Costa Rica's young president-elect wins pitching progressive values

SAN JOSE (Reuters) - Costa Rica’s President-elect Carlos Alvarado Quesada ran up a bigger-than-expected margin of victory in Sunday’s runoff election, leading a progressive coalition to beat back a stiff run from a Christian conservative singer.

Carlos Alvarado Quesada, presidential candidate of the ruling Citizens' Action Party (PAC), gestures to supporters after casting his ballot during the presidential election in San Jose, Costa Rica April 1, 2018. REUTERS/Jose Cabezas TPX IMAGES OF THE DAY

The 38-year-old former minister in the outgoing government is now set to join French President Emmanuel Macron and New Zealand Prime Minister Jacinda Ardern as democratically elected heads of state before turning 40.

Like them, Alvarado Munoz ran unabashedly on a center-left platform.

He has faced much stronger headwinds by backing gay marriage in the conservative Central American country. In the closing days of the campaign, a poll showed seven in 10 Costa Ricans were opposed to such unions.

His decisive 20-point margin of victory offers hope to fellow progressives elsewhere in Latin America working to defeat an evangelical-led backlash that has grown alongside expanding acceptance of gay and lesbian rights.

It also gives hope to his supporters that he can unite the country that decades ago gave up a standing army and is known worldwide for its ecological stewardship.

Alvarado Quesada, who earned his masters in Britain and worked for three years for Procter & Gamble in Panama, told Reuters in a recent interview he saw a larger trend in the divide exposed after a January court ruling called on Costa Rica to legalize same-sex marriage.

“I think it’s a reflection of what’s happening in the region and the world,” he said. “People are experimenting across the world with movements that push single-issue or populist agendas.”

Alvarado Quesada said he decided to step up after seeing what happened in the United Kingdom with the Brexit vote, what happened in Colombia after the referendum on peace, and seeing Western democracies face populist or fundamentalist movements.

Before deciding to run for president, Alvarado Quesada served as social development minister and then labor minister under Luis Guillermo Solis, whose center-left party he worked in his 20s.

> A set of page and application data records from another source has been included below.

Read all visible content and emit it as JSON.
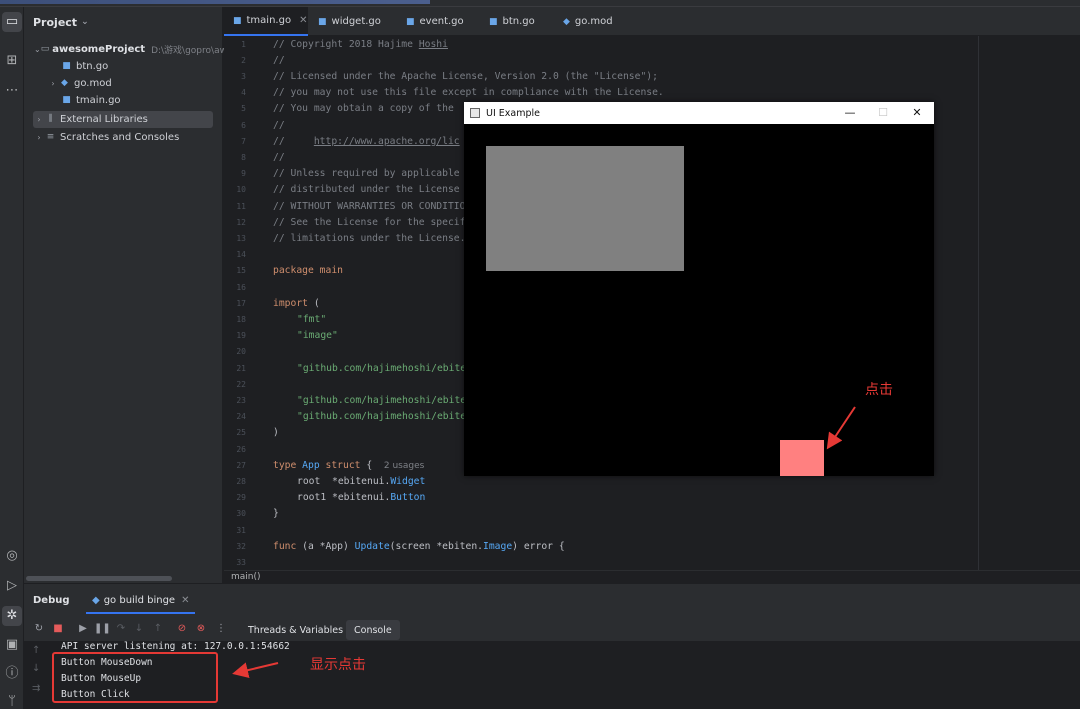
{
  "project_panel": {
    "title": "Project",
    "tree": [
      {
        "name": "awesomeProject",
        "path": "D:\\游戏\\gopro\\awe"
      },
      {
        "name": "btn.go"
      },
      {
        "name": "go.mod"
      },
      {
        "name": "tmain.go"
      },
      {
        "name": "External Libraries"
      },
      {
        "name": "Scratches and Consoles"
      }
    ]
  },
  "tabs": [
    {
      "label": "tmain.go",
      "active": true
    },
    {
      "label": "widget.go"
    },
    {
      "label": "event.go"
    },
    {
      "label": "btn.go"
    },
    {
      "label": "go.mod"
    }
  ],
  "editor": {
    "line_numbers": [
      "1",
      "2",
      "3",
      "4",
      "5",
      "6",
      "7",
      "8",
      "9",
      "10",
      "11",
      "12",
      "13",
      "14",
      "15",
      "16",
      "17",
      "18",
      "19",
      "20",
      "21",
      "22",
      "23",
      "24",
      "25",
      "26",
      "27",
      "28",
      "29",
      "30",
      "31",
      "32",
      "33"
    ],
    "lines": {
      "l1": "// Copyright 2018 Hajime ",
      "l1b": "Hoshi",
      "l2": "//",
      "l3": "// Licensed under the Apache License, Version 2.0 (the \"License\");",
      "l4": "// you may not use this file except in compliance with the License.",
      "l5": "// You may obtain a copy of the",
      "l6": "//",
      "l7": "//     ",
      "l7b": "http://www.apache.org/lic",
      "l8": "//",
      "l9": "// Unless required by applicable",
      "l10": "// distributed under the License",
      "l11": "// WITHOUT WARRANTIES OR CONDITIO",
      "l12": "// See the License for the specif",
      "l13": "// limitations under the License.",
      "l15a": "package ",
      "l15b": "main",
      "l17a": "import",
      "l17b": " (",
      "l18": "\"fmt\"",
      "l19": "\"image\"",
      "l21": "\"github.com/hajimehoshi/ebite",
      "l23": "\"github.com/hajimehoshi/ebite",
      "l24": "\"github.com/hajimehoshi/ebite",
      "l25": ")",
      "l27a": "type ",
      "l27b": "App ",
      "l27c": "struct",
      "l27d": " {  ",
      "l27hint": "2 usages",
      "l28a": "root  *ebitenui.",
      "l28b": "Widget",
      "l29a": "root1 *ebitenui.",
      "l29b": "Button",
      "l30": "}",
      "l32a": "func",
      "l32b": " (a *App) ",
      "l32c": "Update",
      "l32d": "(screen *ebiten.",
      "l32e": "Image",
      "l32f": ") error {"
    }
  },
  "breadcrumb": "main()",
  "debug": {
    "title": "Debug",
    "session_tab": "go build binge",
    "subtabs": [
      "Threads & Variables",
      "Console"
    ],
    "console_lines": [
      "API server listening at: 127.0.0.1:54662",
      "Button MouseDown",
      "Button MouseUp",
      "Button Click"
    ]
  },
  "app_window": {
    "title": "UI Example",
    "minimize": "—",
    "maximize": "☐",
    "close": "✕"
  },
  "annotations": {
    "click_label": "点击",
    "show_click_label": "显示点击"
  },
  "colors": {
    "accent": "#3574f0",
    "annotation": "#e53935",
    "widget_gray": "#808080",
    "button_pink": "#ff8080"
  }
}
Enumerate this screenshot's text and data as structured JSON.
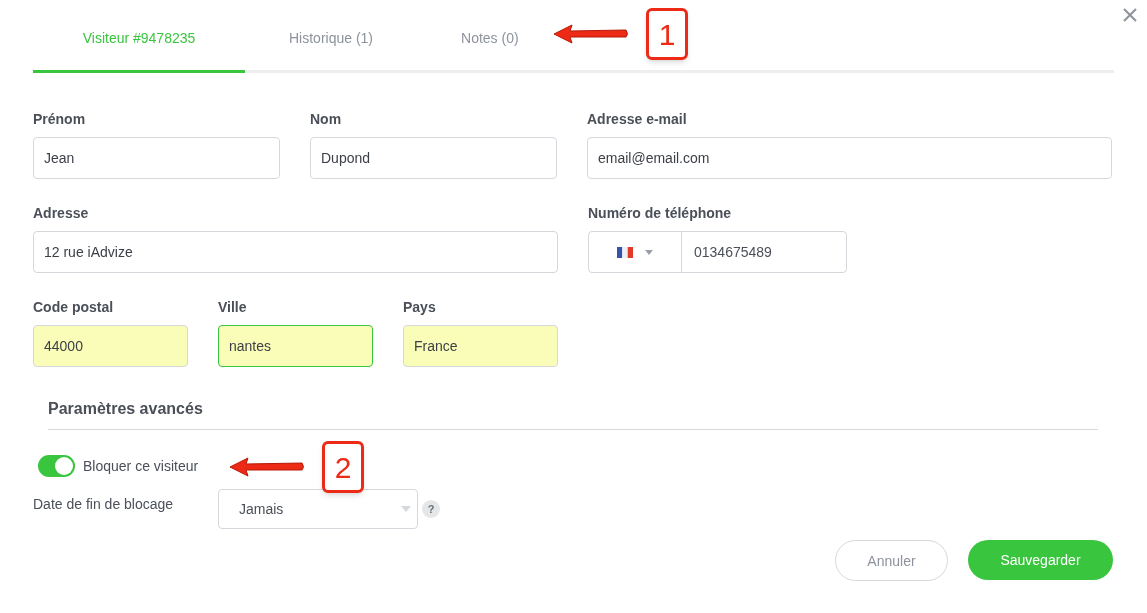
{
  "tabs": [
    {
      "label": "Visiteur #9478235",
      "selected": true
    },
    {
      "label": "Historique (1)",
      "selected": false
    },
    {
      "label": "Notes (0)",
      "selected": false
    }
  ],
  "form_rows": [
    [
      {
        "label": "Prénom",
        "value": "Jean",
        "kind": "text",
        "highlighted": false,
        "focused": false
      },
      {
        "label": "Nom",
        "value": "Dupond",
        "kind": "text",
        "highlighted": false,
        "focused": false
      },
      {
        "label": "Adresse e-mail",
        "value": "email@email.com",
        "kind": "text",
        "highlighted": false,
        "focused": false
      }
    ],
    [
      {
        "label": "Adresse",
        "value": "12 rue iAdvize",
        "kind": "text",
        "highlighted": false,
        "focused": false
      },
      {
        "label": "Numéro de téléphone",
        "value": "0134675489",
        "kind": "phone",
        "highlighted": false,
        "focused": false
      }
    ],
    [
      {
        "label": "Code postal",
        "value": "44000",
        "kind": "text",
        "highlighted": true,
        "focused": false
      },
      {
        "label": "Ville",
        "value": "nantes",
        "kind": "text",
        "highlighted": true,
        "focused": true
      },
      {
        "label": "Pays",
        "value": "France",
        "kind": "text",
        "highlighted": true,
        "focused": false
      }
    ]
  ],
  "advanced": {
    "title": "Paramètres avancés",
    "block_toggle": {
      "label": "Bloquer ce visiteur",
      "on": true
    },
    "end_date": {
      "label": "Date de fin de blocage",
      "value": "Jamais",
      "help": "?"
    }
  },
  "buttons": [
    {
      "label": "Annuler",
      "kind": "secondary"
    },
    {
      "label": "Sauvegarder",
      "kind": "primary"
    }
  ],
  "callouts": [
    {
      "number": "1"
    },
    {
      "number": "2"
    }
  ]
}
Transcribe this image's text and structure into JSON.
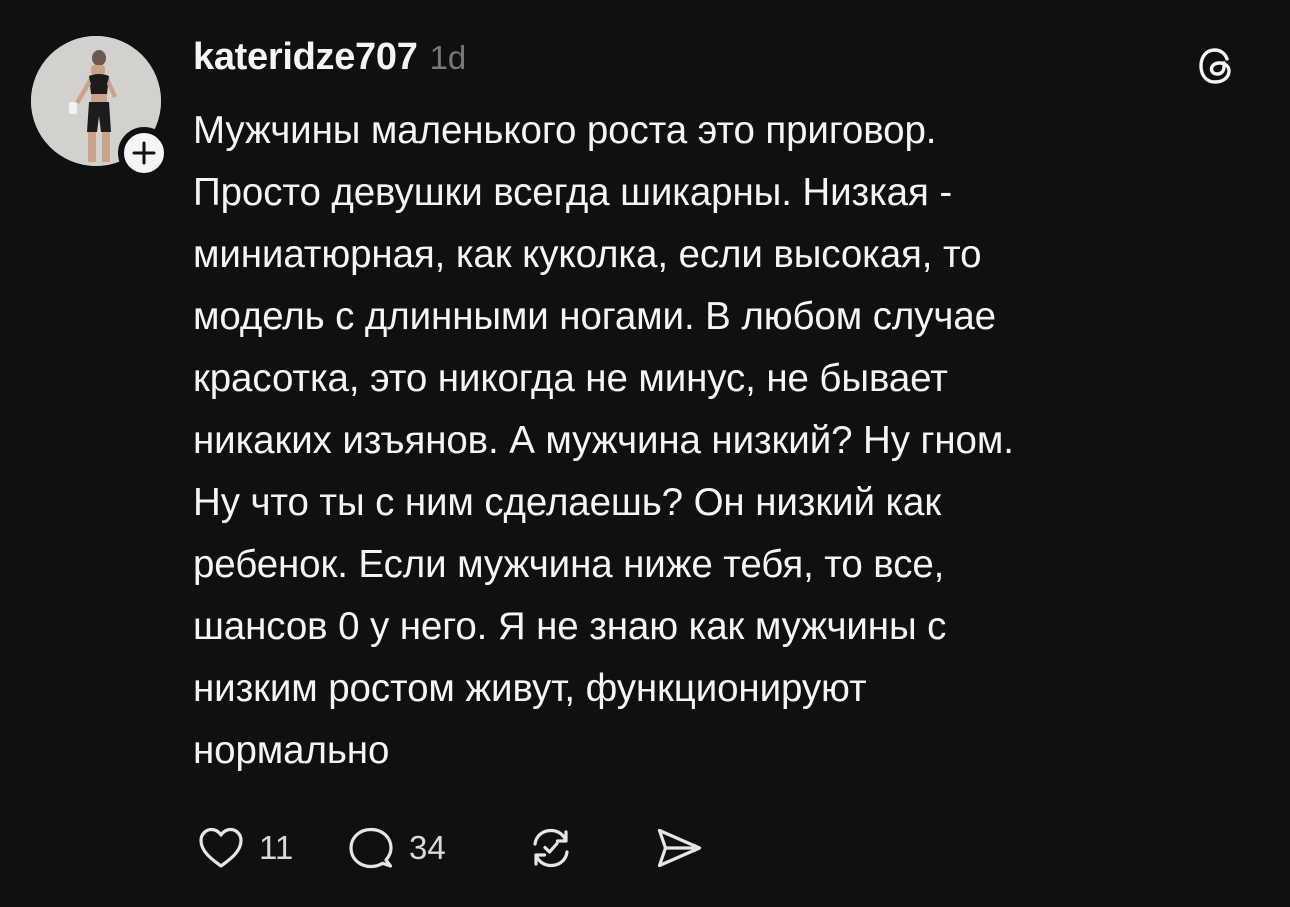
{
  "post": {
    "author": {
      "username": "kateridze707",
      "time_ago": "1d",
      "avatar": "profile-photo",
      "follow_icon": "plus-icon"
    },
    "app_icon": "threads-logo-icon",
    "text": "Мужчины маленького роста это приговор.\nПросто девушки всегда шикарны. Низкая -\nминиатюрная, как куколка, если высокая, то\nмодель с длинными ногами. В любом случае\nкрасотка, это никогда не минус, не бывает\nникаких изъянов. А мужчина низкий? Ну гном.\nНу что ты с ним сделаешь? Он низкий как\nребенок. Если мужчина ниже тебя, то все,\nшансов 0 у него. Я не знаю как мужчины с\nнизким ростом живут, функционируют\nнормально",
    "actions": {
      "like": {
        "icon": "heart-icon",
        "count": "11"
      },
      "reply": {
        "icon": "comment-icon",
        "count": "34"
      },
      "repost": {
        "icon": "repost-icon"
      },
      "share": {
        "icon": "send-icon"
      }
    }
  },
  "colors": {
    "background": "#101010",
    "text": "#f3f5f7",
    "secondary": "#777777"
  }
}
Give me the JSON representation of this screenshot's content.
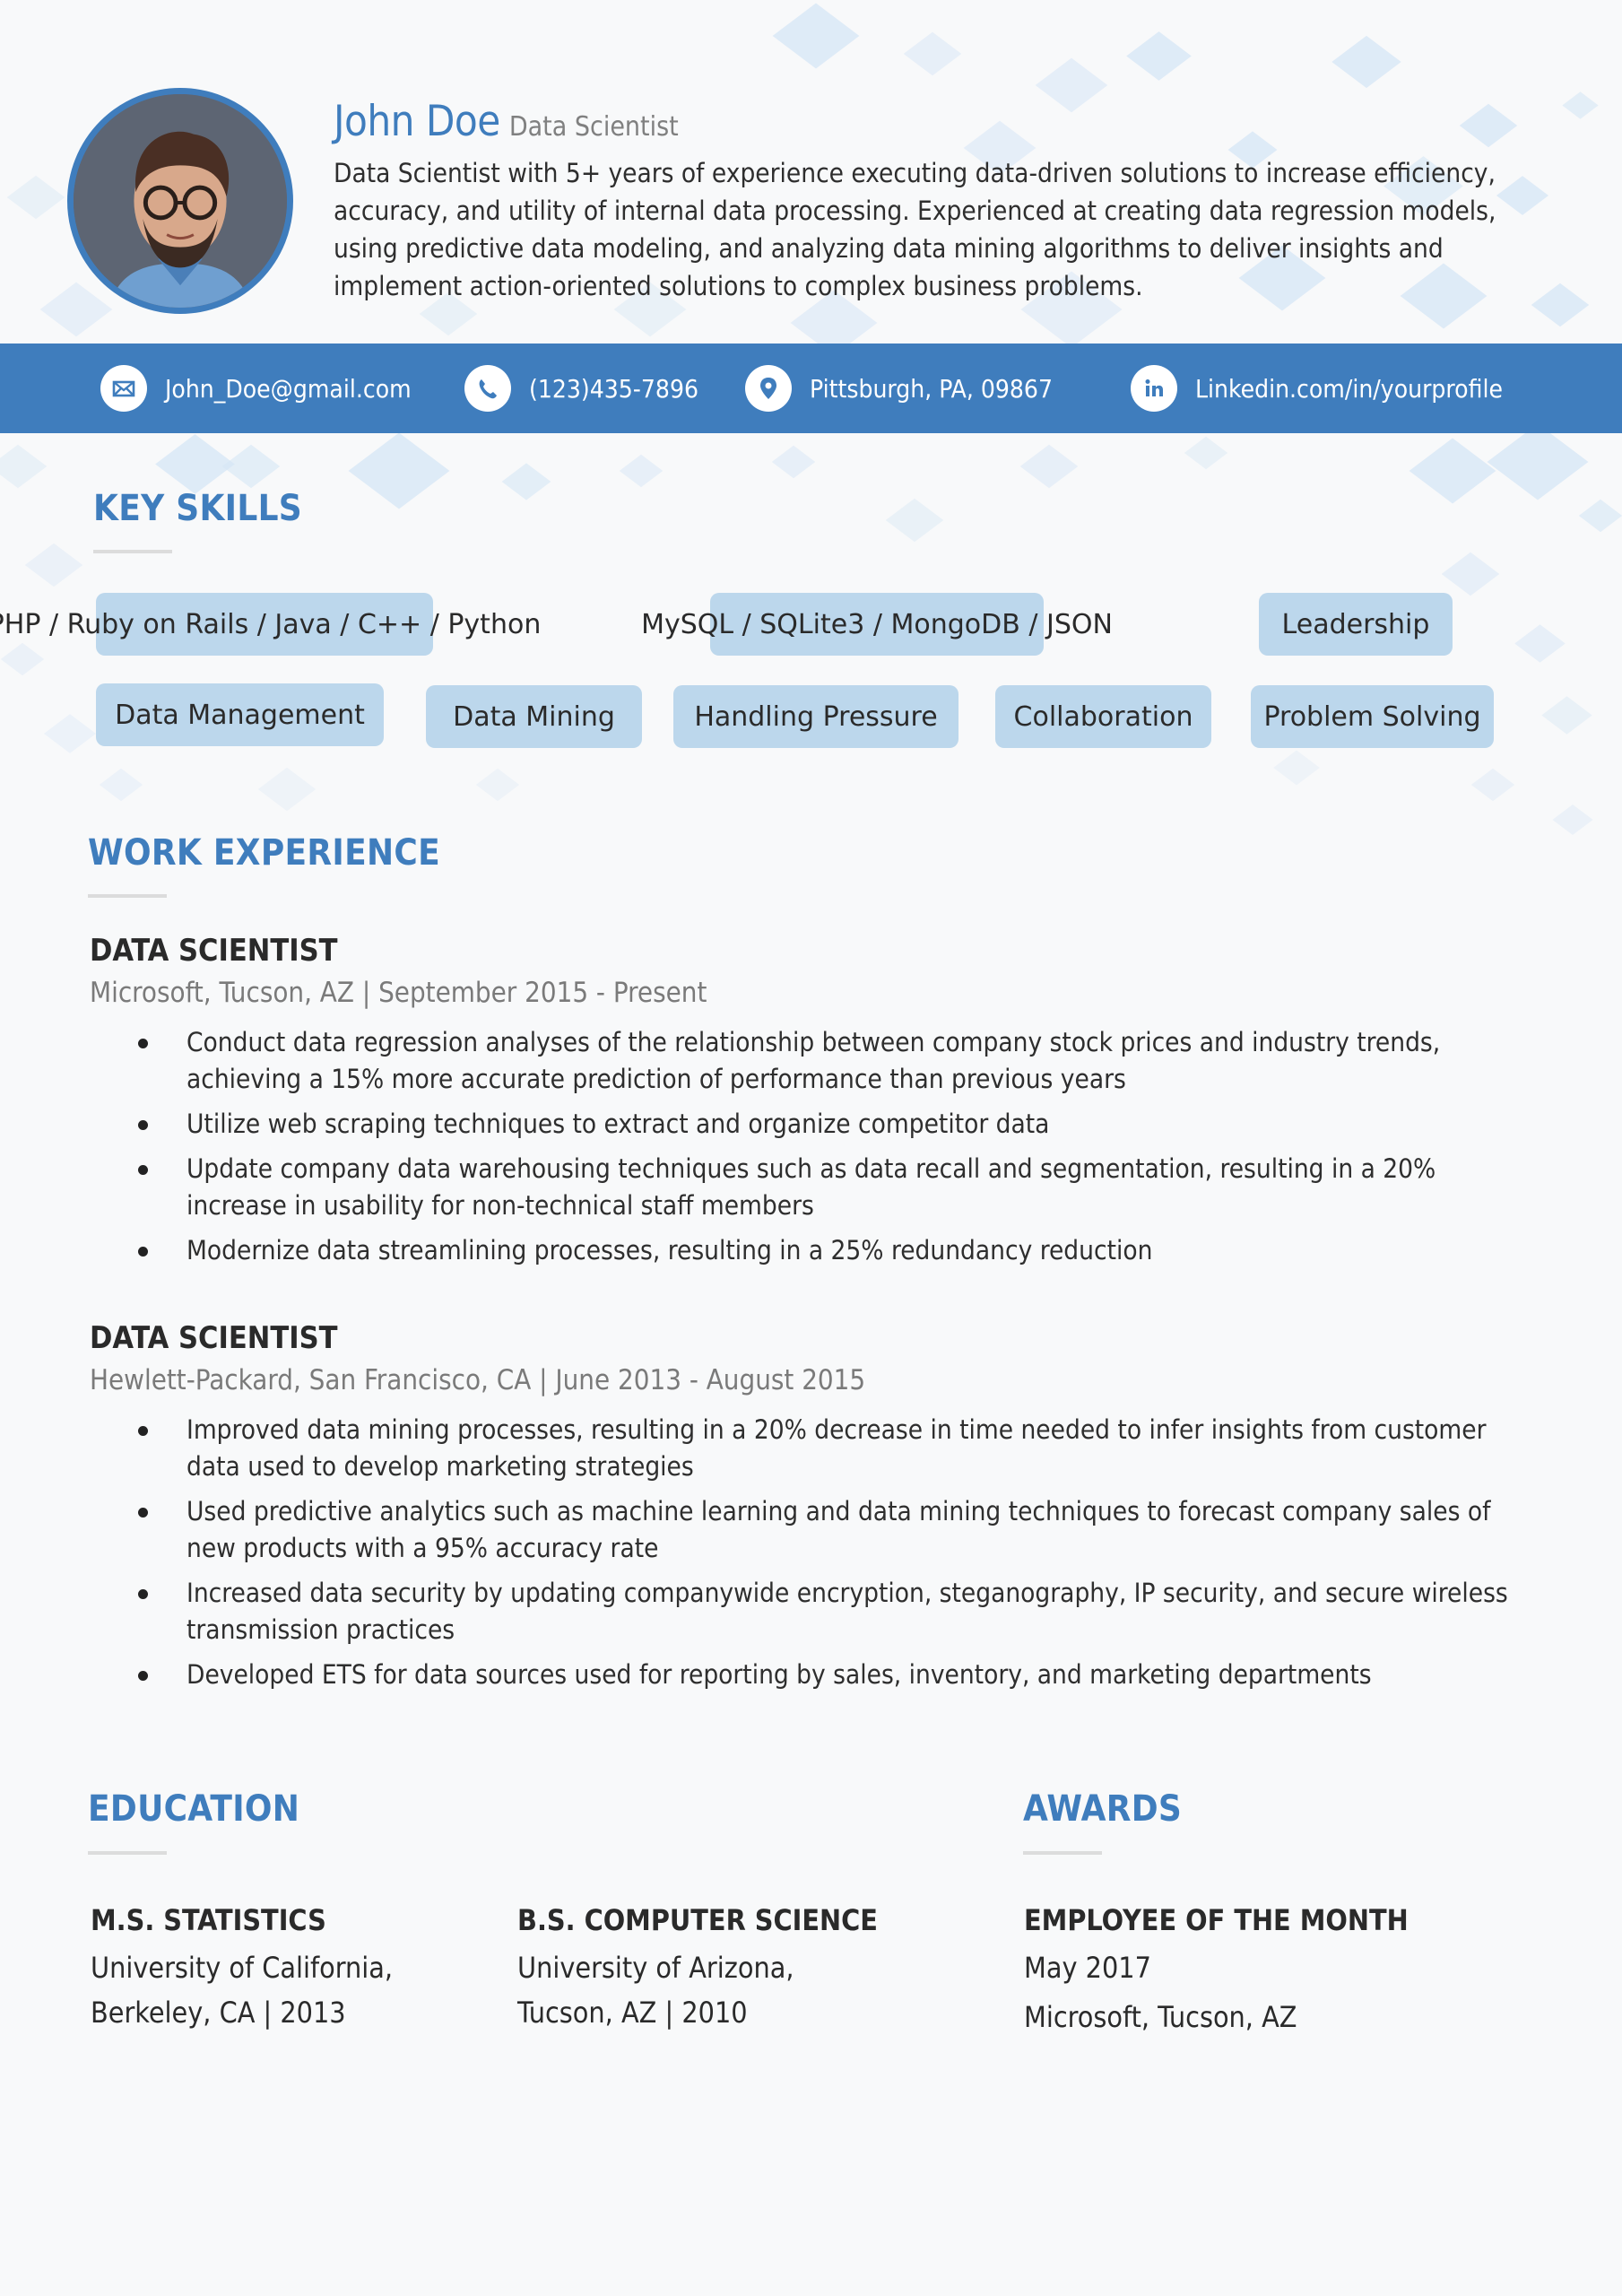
{
  "header": {
    "name": "John Doe",
    "role": "Data Scientist",
    "summary": "Data Scientist with 5+ years of experience executing data-driven solutions to increase efficiency, accuracy, and utility of internal data processing. Experienced at creating data regression models, using predictive data modeling, and analyzing data mining algorithms to deliver insights and implement action-oriented solutions to complex business problems.",
    "photo_alt": "Profile photo of John Doe"
  },
  "contact": {
    "email": {
      "icon": "envelope-icon",
      "text": "John_Doe@gmail.com"
    },
    "phone": {
      "icon": "phone-icon",
      "text": "(123)435-7896"
    },
    "location": {
      "icon": "map-pin-icon",
      "text": "Pittsburgh, PA, 09867"
    },
    "linkedin": {
      "icon": "linkedin-icon",
      "text": "Linkedin.com/in/yourprofile"
    }
  },
  "skills": {
    "title": "KEY SKILLS",
    "items": [
      "PHP / Ruby on Rails / Java / C++ / Python",
      "MySQL / SQLite3 / MongoDB / JSON",
      "Leadership",
      "Data Management",
      "Data Mining",
      "Handling Pressure",
      "Collaboration",
      "Problem Solving"
    ]
  },
  "experience": {
    "title": "WORK EXPERIENCE",
    "jobs": [
      {
        "title": "DATA SCIENTIST",
        "meta": "Microsoft, Tucson, AZ | September 2015 - Present",
        "bullets": [
          "Conduct data regression analyses of the relationship between company stock prices and industry trends, achieving a 15% more accurate prediction of performance than previous years",
          "Utilize web scraping techniques to extract and organize competitor data",
          "Update company data warehousing techniques such as data recall and segmentation, resulting in a 20% increase in usability for non-technical staff members",
          "Modernize data streamlining processes, resulting in a 25% redundancy reduction"
        ]
      },
      {
        "title": "DATA SCIENTIST",
        "meta": "Hewlett-Packard, San Francisco, CA | June 2013 - August 2015",
        "bullets": [
          "Improved data mining processes, resulting in a 20% decrease in time needed to infer insights from customer data used to develop marketing strategies",
          "Used predictive analytics such as machine learning and data mining techniques to forecast company sales of new products with a 95% accuracy rate",
          "Increased data security by updating companywide encryption, steganography, IP security, and secure wireless transmission practices",
          "Developed ETS for data sources used for reporting by sales, inventory, and marketing departments"
        ]
      }
    ]
  },
  "education": {
    "title": "EDUCATION",
    "items": [
      {
        "degree": "M.S. STATISTICS",
        "line1": "University of California,",
        "line2": "Berkeley, CA | 2013"
      },
      {
        "degree": "B.S. COMPUTER SCIENCE",
        "line1": "University of Arizona,",
        "line2": "Tucson, AZ | 2010"
      }
    ]
  },
  "awards": {
    "title": "AWARDS",
    "items": [
      {
        "title": "EMPLOYEE OF THE MONTH",
        "line1": "May 2017",
        "line2": "Microsoft, Tucson, AZ"
      }
    ]
  },
  "colors": {
    "accent": "#3f7dbd",
    "chip": "#bcd7ec",
    "muted_text": "#7a7a7a",
    "body_text": "#2e2e2e"
  }
}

As a younger man, he also sang in a college rock band called Dramatika.

Following college, his first job was at a sports gambling call center, where he took bets on mostly U.S. teams in order to make enough money to buy his first guitar.

Costa Rica’s future president later turned to fiction writing, publishing four books over the course of a decade, including his novel “The life of Cornelius Brown.”

The married father of one will now face the difficult task of forging consensus in a country where large swaths of people have been polarized by faith-based appeals, a development many voters described as unprecedented.

But his supporters point to his reserved nature as a strength, arguing his instinct toward negotiation will serve the country well after a hard-fought campaign.

Alvarado Quesada will take office on May 8.

Reporting by David Alire Garcia and Enrique Andres Pretel; Editing by Paul Tait